The world’s number-two economy is closely watching as Trump threatens to renegotiate the North American Free Trade Agreement and presses Mexican President Enrique Peña Nieto to finance construction of a border wall. The Mexican economy, already facing a slowdown, could deteriorate further under both scenarios. Either way, strategists widely agree Mexico will look to reduce dependence on its largest trading partner, and Beijing is likely to emerge as a contender to replace the void left by Washington.
“Like other countries worried about the uncertainties of a Trump administration, Mexico will look to deepen engagement with China,” said Shawlin Chaw, senior analyst at Control Risks. “The mainland is a natural choice due to its economic power and in return, Beijing will able to increase the international market for Chinese exports and diversify its sources of raw materials.”
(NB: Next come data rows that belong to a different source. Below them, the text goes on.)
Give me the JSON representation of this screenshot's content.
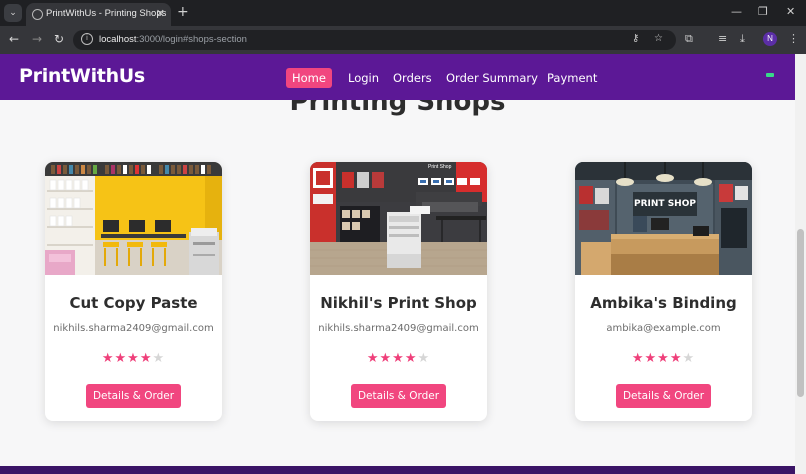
{
  "browser": {
    "tab_title": "PrintWithUs - Printing Shops",
    "url_host": "localhost",
    "url_path": ":3000/login#shops-section",
    "profile_initial": "N"
  },
  "site": {
    "brand": "PrintWithUs",
    "nav": [
      {
        "label": "Home",
        "active": true
      },
      {
        "label": "Login",
        "active": false
      },
      {
        "label": "Orders",
        "active": false
      },
      {
        "label": "Order Summary",
        "active": false
      },
      {
        "label": "Payment",
        "active": false
      }
    ],
    "section_title": "Printing Shops",
    "shops": [
      {
        "name": "Cut Copy Paste",
        "email": "nikhils.sharma2409@gmail.com",
        "rating": 4,
        "rating_max": 5,
        "button": "Details & Order",
        "image": "yellow-print-room-photo"
      },
      {
        "name": "Nikhil's Print Shop",
        "email": "nikhils.sharma2409@gmail.com",
        "rating": 4,
        "rating_max": 5,
        "button": "Details & Order",
        "image": "print-shop-interior-photo",
        "image_sign": "Print Shop"
      },
      {
        "name": "Ambika's Binding",
        "email": "ambika@example.com",
        "rating": 4,
        "rating_max": 5,
        "button": "Details & Order",
        "image": "print-shop-counter-photo",
        "image_sign": "PRINT SHOP"
      }
    ]
  },
  "colors": {
    "navbar": "#5c1896",
    "accent": "#f1467f",
    "star": "#ef3f7a",
    "star_empty": "#d6d6d6"
  }
}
Mexico has one of the highest number of bilateral trade agreements in the world and China was its third-largest trading partner in 2015—with exports to the mainland tallying $4.9 billion, according to the World Bank. The two pledged to strengthen ties at a meeting in December, with business deals already underway. In fact, Anhui Jianghuai Automobile and Giant Motors, partially owned by Mexican billionaire Carlos Slim, announced Wednesday they would pump more than $212.46 million into SUV production in Hidalgo.